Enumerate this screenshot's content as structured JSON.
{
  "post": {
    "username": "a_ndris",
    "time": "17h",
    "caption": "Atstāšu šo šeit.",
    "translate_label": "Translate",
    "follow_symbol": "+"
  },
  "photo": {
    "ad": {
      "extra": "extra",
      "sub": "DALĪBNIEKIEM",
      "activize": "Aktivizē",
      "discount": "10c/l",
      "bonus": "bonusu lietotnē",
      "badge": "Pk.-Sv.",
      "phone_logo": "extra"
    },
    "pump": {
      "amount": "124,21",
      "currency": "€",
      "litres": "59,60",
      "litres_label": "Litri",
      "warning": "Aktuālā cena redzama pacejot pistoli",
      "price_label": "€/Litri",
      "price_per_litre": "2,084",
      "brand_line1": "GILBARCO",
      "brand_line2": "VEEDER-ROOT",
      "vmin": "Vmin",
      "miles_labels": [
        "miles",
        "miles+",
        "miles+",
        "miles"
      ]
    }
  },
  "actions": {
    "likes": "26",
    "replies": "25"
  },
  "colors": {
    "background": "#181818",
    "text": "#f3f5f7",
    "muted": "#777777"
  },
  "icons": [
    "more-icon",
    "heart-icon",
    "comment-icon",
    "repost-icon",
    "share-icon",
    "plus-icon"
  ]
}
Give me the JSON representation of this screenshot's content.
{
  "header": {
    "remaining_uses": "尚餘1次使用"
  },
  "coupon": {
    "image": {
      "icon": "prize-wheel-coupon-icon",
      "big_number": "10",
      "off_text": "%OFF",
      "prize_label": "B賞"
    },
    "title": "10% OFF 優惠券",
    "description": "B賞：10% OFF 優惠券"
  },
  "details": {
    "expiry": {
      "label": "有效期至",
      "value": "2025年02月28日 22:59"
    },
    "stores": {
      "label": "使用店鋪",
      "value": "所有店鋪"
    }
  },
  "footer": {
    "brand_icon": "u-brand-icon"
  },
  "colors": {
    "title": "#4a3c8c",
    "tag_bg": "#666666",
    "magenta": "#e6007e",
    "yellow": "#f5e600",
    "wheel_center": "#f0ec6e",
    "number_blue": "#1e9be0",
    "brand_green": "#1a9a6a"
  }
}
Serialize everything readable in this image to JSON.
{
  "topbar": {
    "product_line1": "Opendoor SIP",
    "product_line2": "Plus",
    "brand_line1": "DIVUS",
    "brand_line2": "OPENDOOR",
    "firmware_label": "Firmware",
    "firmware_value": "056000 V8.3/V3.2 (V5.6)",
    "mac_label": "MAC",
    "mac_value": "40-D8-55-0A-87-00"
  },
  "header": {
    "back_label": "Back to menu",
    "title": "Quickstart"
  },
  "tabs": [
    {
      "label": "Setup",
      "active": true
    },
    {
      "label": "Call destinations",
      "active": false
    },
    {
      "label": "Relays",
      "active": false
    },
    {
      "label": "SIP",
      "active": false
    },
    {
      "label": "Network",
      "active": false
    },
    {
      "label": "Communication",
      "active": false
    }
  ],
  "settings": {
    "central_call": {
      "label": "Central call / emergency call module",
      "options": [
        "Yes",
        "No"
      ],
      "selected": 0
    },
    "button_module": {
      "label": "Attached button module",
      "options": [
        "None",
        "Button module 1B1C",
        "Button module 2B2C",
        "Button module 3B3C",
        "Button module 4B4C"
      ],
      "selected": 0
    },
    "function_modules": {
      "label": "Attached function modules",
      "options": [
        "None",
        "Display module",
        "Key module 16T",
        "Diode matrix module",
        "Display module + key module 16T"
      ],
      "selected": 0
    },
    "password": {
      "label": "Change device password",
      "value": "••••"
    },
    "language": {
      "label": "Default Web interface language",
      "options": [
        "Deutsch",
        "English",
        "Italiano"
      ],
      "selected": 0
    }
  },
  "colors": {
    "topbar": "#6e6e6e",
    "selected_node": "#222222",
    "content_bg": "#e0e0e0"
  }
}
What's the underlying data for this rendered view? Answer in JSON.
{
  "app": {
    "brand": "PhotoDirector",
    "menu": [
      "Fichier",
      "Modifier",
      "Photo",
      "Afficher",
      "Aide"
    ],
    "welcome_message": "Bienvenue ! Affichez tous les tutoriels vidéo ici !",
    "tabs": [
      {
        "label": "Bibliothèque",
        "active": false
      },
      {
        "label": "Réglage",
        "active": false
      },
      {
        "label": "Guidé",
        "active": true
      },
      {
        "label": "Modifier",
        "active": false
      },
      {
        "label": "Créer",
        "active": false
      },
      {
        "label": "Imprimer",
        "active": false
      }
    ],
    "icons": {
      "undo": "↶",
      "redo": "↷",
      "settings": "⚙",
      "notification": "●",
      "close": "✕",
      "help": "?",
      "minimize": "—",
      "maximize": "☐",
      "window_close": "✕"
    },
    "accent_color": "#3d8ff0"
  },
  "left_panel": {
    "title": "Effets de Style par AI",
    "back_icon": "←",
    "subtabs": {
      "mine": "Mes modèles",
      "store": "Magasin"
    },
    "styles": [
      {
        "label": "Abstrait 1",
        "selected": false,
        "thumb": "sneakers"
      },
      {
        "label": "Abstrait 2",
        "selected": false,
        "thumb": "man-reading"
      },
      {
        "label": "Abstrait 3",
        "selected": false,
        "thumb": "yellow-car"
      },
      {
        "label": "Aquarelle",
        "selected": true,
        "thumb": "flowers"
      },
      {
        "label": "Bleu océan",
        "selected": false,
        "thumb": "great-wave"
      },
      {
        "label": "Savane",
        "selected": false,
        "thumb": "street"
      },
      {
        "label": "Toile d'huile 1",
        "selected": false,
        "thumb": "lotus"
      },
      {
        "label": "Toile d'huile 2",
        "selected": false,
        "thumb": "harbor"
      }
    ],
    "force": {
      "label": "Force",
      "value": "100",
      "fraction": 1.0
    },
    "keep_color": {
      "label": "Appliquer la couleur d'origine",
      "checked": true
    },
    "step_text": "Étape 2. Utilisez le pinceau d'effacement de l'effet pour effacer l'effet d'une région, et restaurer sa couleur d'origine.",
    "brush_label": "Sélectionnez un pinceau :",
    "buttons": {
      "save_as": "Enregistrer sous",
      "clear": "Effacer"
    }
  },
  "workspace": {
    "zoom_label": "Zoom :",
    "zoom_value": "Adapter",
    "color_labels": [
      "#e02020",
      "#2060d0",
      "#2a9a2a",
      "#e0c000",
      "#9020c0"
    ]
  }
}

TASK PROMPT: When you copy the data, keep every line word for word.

YOUR RESPONSE:
Enumerate this screenshot's content as structured JSON.
{
  "post": {
    "username": "a_ndris",
    "time": "17h",
    "caption": "Atstāšu šo šeit.",
    "translate_label": "Translate",
    "follow_symbol": "+"
  },
  "photo": {
    "ad": {
      "extra": "extra",
      "sub": "DALĪBNIEKIEM",
      "activize": "Aktivizē",
      "discount": "10c/l",
      "bonus": "bonusu lietotnē",
      "badge": "Pk.-Sv.",
      "phone_logo": "extra"
    },
    "pump": {
      "amount": "124,21",
      "currency": "€",
      "litres": "59,60",
      "litres_label": "Litri",
      "warning": "Aktuālā cena redzama pacejot pistoli",
      "price_label": "€/Litri",
      "price_per_litre": "2,084",
      "brand_line1": "GILBARCO",
      "brand_line2": "VEEDER-ROOT",
      "vmin": "Vmin",
      "miles_labels": [
        "miles",
        "miles+",
        "miles+",
        "miles"
      ]
    }
  },
  "actions": {
    "likes": "26",
    "replies": "25"
  },
  "colors": {
    "background": "#181818",
    "text": "#f3f5f7",
    "muted": "#777777"
  },
  "icons": [
    "more-icon",
    "heart-icon",
    "comment-icon",
    "repost-icon",
    "share-icon",
    "plus-icon"
  ]
}
Give me the JSON representation of this screenshot's content.
{
  "header": {
    "remaining_uses": "尚餘1次使用"
  },
  "coupon": {
    "image": {
      "icon": "prize-wheel-coupon-icon",
      "big_number": "10",
      "off_text": "%OFF",
      "prize_label": "B賞"
    },
    "title": "10% OFF 優惠券",
    "description": "B賞：10% OFF 優惠券"
  },
  "details": {
    "expiry": {
      "label": "有效期至",
      "value": "2025年02月28日 22:59"
    },
    "stores": {
      "label": "使用店鋪",
      "value": "所有店鋪"
    }
  },
  "footer": {
    "brand_icon": "u-brand-icon"
  },
  "colors": {
    "title": "#4a3c8c",
    "tag_bg": "#666666",
    "magenta": "#e6007e",
    "yellow": "#f5e600",
    "wheel_center": "#f0ec6e",
    "number_blue": "#1e9be0",
    "brand_green": "#1a9a6a"
  }
}
Serialize everything readable in this image to JSON.
{
  "topbar": {
    "product_line1": "Opendoor SIP",
    "product_line2": "Plus",
    "brand_line1": "DIVUS",
    "brand_line2": "OPENDOOR",
    "firmware_label": "Firmware",
    "firmware_value": "056000 V8.3/V3.2 (V5.6)",
    "mac_label": "MAC",
    "mac_value": "40-D8-55-0A-87-00"
  },
  "header": {
    "back_label": "Back to menu",
    "title": "Quickstart"
  },
  "tabs": [
    {
      "label": "Setup",
      "active": true
    },
    {
      "label": "Call destinations",
      "active": false
    },
    {
      "label": "Relays",
      "active": false
    },
    {
      "label": "SIP",
      "active": false
    },
    {
      "label": "Network",
      "active": false
    },
    {
      "label": "Communication",
      "active": false
    }
  ],
  "settings": {
    "central_call": {
      "label": "Central call / emergency call module",
      "options": [
        "Yes",
        "No"
      ],
      "selected": 0
    },
    "button_module": {
      "label": "Attached button module",
      "options": [
        "None",
        "Button module 1B1C",
        "Button module 2B2C",
        "Button module 3B3C",
        "Button module 4B4C"
      ],
      "selected": 0
    },
    "function_modules": {
      "label": "Attached function modules",
      "options": [
        "None",
        "Display module",
        "Key module 16T",
        "Diode matrix module",
        "Display module + key module 16T"
      ],
      "selected": 0
    },
    "password": {
      "label": "Change device password",
      "value": "••••"
    },
    "language": {
      "label": "Default Web interface language",
      "options": [
        "Deutsch",
        "English",
        "Italiano"
      ],
      "selected": 0
    }
  },
  "colors": {
    "topbar": "#6e6e6e",
    "selected_node": "#222222",
    "content_bg": "#e0e0e0"
  }
}
What's the underlying data for this rendered view? Answer in JSON.
{
  "app": {
    "brand": "PhotoDirector",
    "menu": [
      "Fichier",
      "Modifier",
      "Photo",
      "Afficher",
      "Aide"
    ],
    "welcome_message": "Bienvenue ! Affichez tous les tutoriels vidéo ici !",
    "tabs": [
      {
        "label": "Bibliothèque",
        "active": false
      },
      {
        "label": "Réglage",
        "active": false
      },
      {
        "label": "Guidé",
        "active": true
      },
      {
        "label": "Modifier",
        "active": false
      },
      {
        "label": "Créer",
        "active": false
      },
      {
        "label": "Imprimer",
        "active": false
      }
    ],
    "icons": {
      "undo": "↶",
      "redo": "↷",
      "settings": "⚙",
      "notification": "●",
      "close": "✕",
      "help": "?",
      "minimize": "—",
      "maximize": "☐",
      "window_close": "✕"
    },
    "accent_color": "#3d8ff0"
  },
  "left_panel": {
    "title": "Effets de Style par AI",
    "back_icon": "←",
    "subtabs": {
      "mine": "Mes modèles",
      "store": "Magasin"
    },
    "styles": [
      {
        "label": "Abstrait 1",
        "selected": false,
        "thumb": "sneakers"
      },
      {
        "label": "Abstrait 2",
        "selected": false,
        "thumb": "man-reading"
      },
      {
        "label": "Abstrait 3",
        "selected": false,
        "thumb": "yellow-car"
      },
      {
        "label": "Aquarelle",
        "selected": true,
        "thumb": "flowers"
      },
      {
        "label": "Bleu océan",
        "selected": false,
        "thumb": "great-wave"
      },
      {
        "label": "Savane",
        "selected": false,
        "thumb": "street"
      },
      {
        "label": "Toile d'huile 1",
        "selected": false,
        "thumb": "lotus"
      },
      {
        "label": "Toile d'huile 2",
        "selected": false,
        "thumb": "harbor"
      }
    ],
    "force": {
      "label": "Force",
      "value": "100",
      "fraction": 1.0
    },
    "keep_color": {
      "label": "Appliquer la couleur d'origine",
      "checked": true
    },
    "step_text": "Étape 2. Utilisez le pinceau d'effacement de l'effet pour effacer l'effet d'une région, et restaurer sa couleur d'origine.",
    "brush_label": "Sélectionnez un pinceau :",
    "buttons": {
      "save_as": "Enregistrer sous",
      "clear": "Effacer"
    }
  },
  "workspace": {
    "zoom_label": "Zoom :",
    "zoom_value": "Adapter",
    "color_labels": [
      "#e02020",
      "#2060d0",
      "#2a9a2a",
      "#e0c000",
      "#9020c0"
    ]
  }
}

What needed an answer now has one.